Gul Akbar, the father of an 11-year-old boy who was wounded in the attack, told The Associated Press that his entire family was in a state of shock after hearing about the bombing Sunday. He said he first went to the scene of the attack, and later found his son Taslim Khan being treated in a hospital in Khar.
“What would I have done if he had also been martyred? Five children died in this barbaric attack, and we want to know what our children did wrong,” he said.
Rehman’s party is preparing to contest elections, which are expected in October or November. Abdul Rasheed, one of the party’s senior leaders, said the bombing was aimed at weakening the party but that “such attacks cannot deter our resolve.”

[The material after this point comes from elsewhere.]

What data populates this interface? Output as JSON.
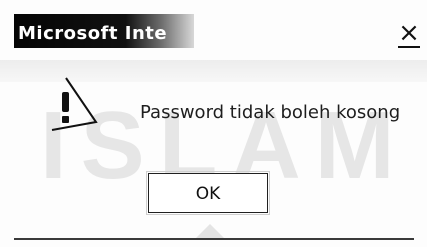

Rehman’s party is part of Prime Minister Shehbaz Sharif’s coalition government, which came to power in April 2022 by ousting former Prime Minister Imran Khan through a no-confidence vote in the legislature.
Sharif called Rehman to express his condolences and assure the cleric that those who orchestrated the attack would be punished. Khan condemned the bombing Sunday, and the US and Russian embassies in Islamabad also condemned the attack.
The Pakistani Taliban also distanced themselves from the attack, saying that the attack was intended to set Islamists against each other. Zabihullah Mujahid, the spokesman for the Afghan Taliban, wrote in a tweet that “such crimes cannot be justified in any way.”
The bombing came hours before Chinese Vice Premier He Lifeng arrived in Islamabad Monday, where he signed new agreements to boost trade and economic ties to mark a decade of the China-Pakistan Economic Corridor, a sprawling package under which China has invested $10 billion in Pakistan over 10 years, according to Sharif.
“We will not tolerate any obstacles in the way of friendship with China,” Sharif said, as he stood next to He.
Some Chinese nationals have also been targeted by militants in northwestern Pakistan and elsewhere.
Rehman, who has long supported Afghanistan’s Taliban government, survived at least two known bomb attacks in 2011 and 2014, when bombings damaged his car at rallies.
Sunday’s bombing was one of the worst in northwestern Pakistan in the last decade. In 2014, 147 people, mostly schoolchildren, were killed in a Taliban attack on an army-run school in Peshawar.
In January, 74 people were killed in a bombing at a mosque in Peshawar. And in February, more than 100 people, mostly policemen, died in a bombing at a mosque inside a high-security compound housing Peshawar police headquarters.